Every time one sees a billboard advertising Syrian International Trade Exhibition across the world one wonders how can a government in a war state for over two years manage to facilitate an environment where its factories can produce? The answer could simply be that Syria is not nearly as chaotic or as weak as Western media portrays it to be. That position has just been strengthened by Syria’s agreement to disarm.
The objective of the US and Israel has always been to disarm any Arab army that might use its weapons against Israel; the issue is not whether a country owns a huge arsenals of weapons or not, but whether it has enough potential will to use them against Israel.
The Saudis are armed to the teeth and so are the Turkish but it is their clear stance on ensuring Israel’s peace that makes them allies rather than enemies. It is for that reason that Syria is a prime target as was Saddam’s Iraq.
Five armies that pose serious threat to Israel were the priorities of the US and Israel namely Iranian, Syrian, Egyptian, Iraqi and Hezbollah and so far only one has been dealt with; that of Iraq. In the case of Egypt, the US and Israel are pleased because the Egyptian army is suspect and they truly believe they will eventually buy out its generals. That means Hezbollah, Iran and Syria are left to fight this war that will not stop until one side secures a clear victory.
Where Russia had disappointed in the past as was the case with Iraq, now it appears poised to put up a stronger posture and as such days ahead will clarify the longevity of the new Russian posture. But the latest events have revealed that Russia is no longer a mere Security Council voter but a physical actor in world events.
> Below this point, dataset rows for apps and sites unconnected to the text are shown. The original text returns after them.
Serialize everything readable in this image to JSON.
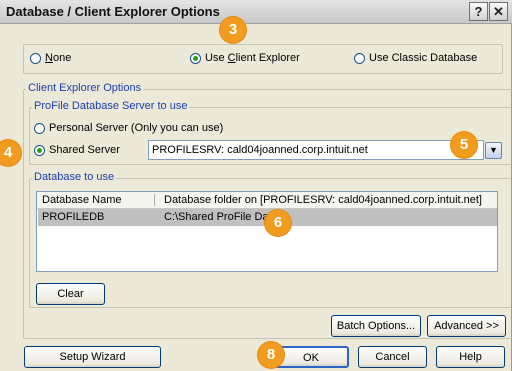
{
  "window": {
    "title": "Database / Client Explorer Options",
    "help_glyph": "?",
    "close_glyph": "✕"
  },
  "mode": {
    "none_label": "None",
    "client_explorer_label": "Use Client Explorer",
    "classic_label": "Use Classic Database",
    "selected": "client_explorer"
  },
  "client_explorer_options": {
    "legend": "Client Explorer Options"
  },
  "server_group": {
    "legend": "ProFile Database Server to use",
    "personal_label": "Personal Server (Only you can use)",
    "shared_label": "Shared Server",
    "selected": "shared",
    "server_value": "PROFILESRV: cald04joanned.corp.intuit.net"
  },
  "database_group": {
    "legend": "Database to use",
    "columns": [
      "Database Name",
      "Database folder on [PROFILESRV: cald04joanned.corp.intuit.net]"
    ],
    "rows": [
      {
        "name": "PROFILEDB",
        "folder": "C:\\Shared ProFile Dat"
      }
    ],
    "clear_label": "Clear"
  },
  "buttons": {
    "batch_options": "Batch Options...",
    "advanced": "Advanced >>",
    "setup_wizard": "Setup Wizard",
    "ok": "OK",
    "cancel": "Cancel",
    "help": "Help"
  },
  "callouts": {
    "c3": "3",
    "c4": "4",
    "c5": "5",
    "c6": "6",
    "c8": "8"
  },
  "colors": {
    "callout": "#f29c1f",
    "legend_text": "#1a3fb0",
    "dialog_bg": "#ece9d8"
  }
}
Therefore, it is naive to assume that Russia has been blackmailed or tricked by the US into pressuring Syria to surrender her most prized deterrent against Israel. Syria will comply albeit at a calculated pace and will give America and Israel no legitimate pretext to attack it and as such Russia will have no choice but to stand its ground. If an attack takes place, Russia’s response is likely to be far stronger than the recent showdown in the Mediterranean or else Russia becomes a goofball.
The stance of Western media and Aljazeera is a good indication that the US and her allies are not in a war mood. When a war is imminent, there are certain networks that have a duty to fulfill and that is drumming for war. They are not doing that just yet!
While it will be naive to assume that Bashar will hold on to power indefinitely, it is clear that the Syrian civil conflict will be a long term struggle and will not end nor conclude the way the US and Israel are hoping for.
- Nasrallah: Saudi Arabia, Turkey have failed in Syria (alethonews.wordpress.com)
- Questions on Syria’s Chemical Weapons disarmament (alethonews.wordpress.com)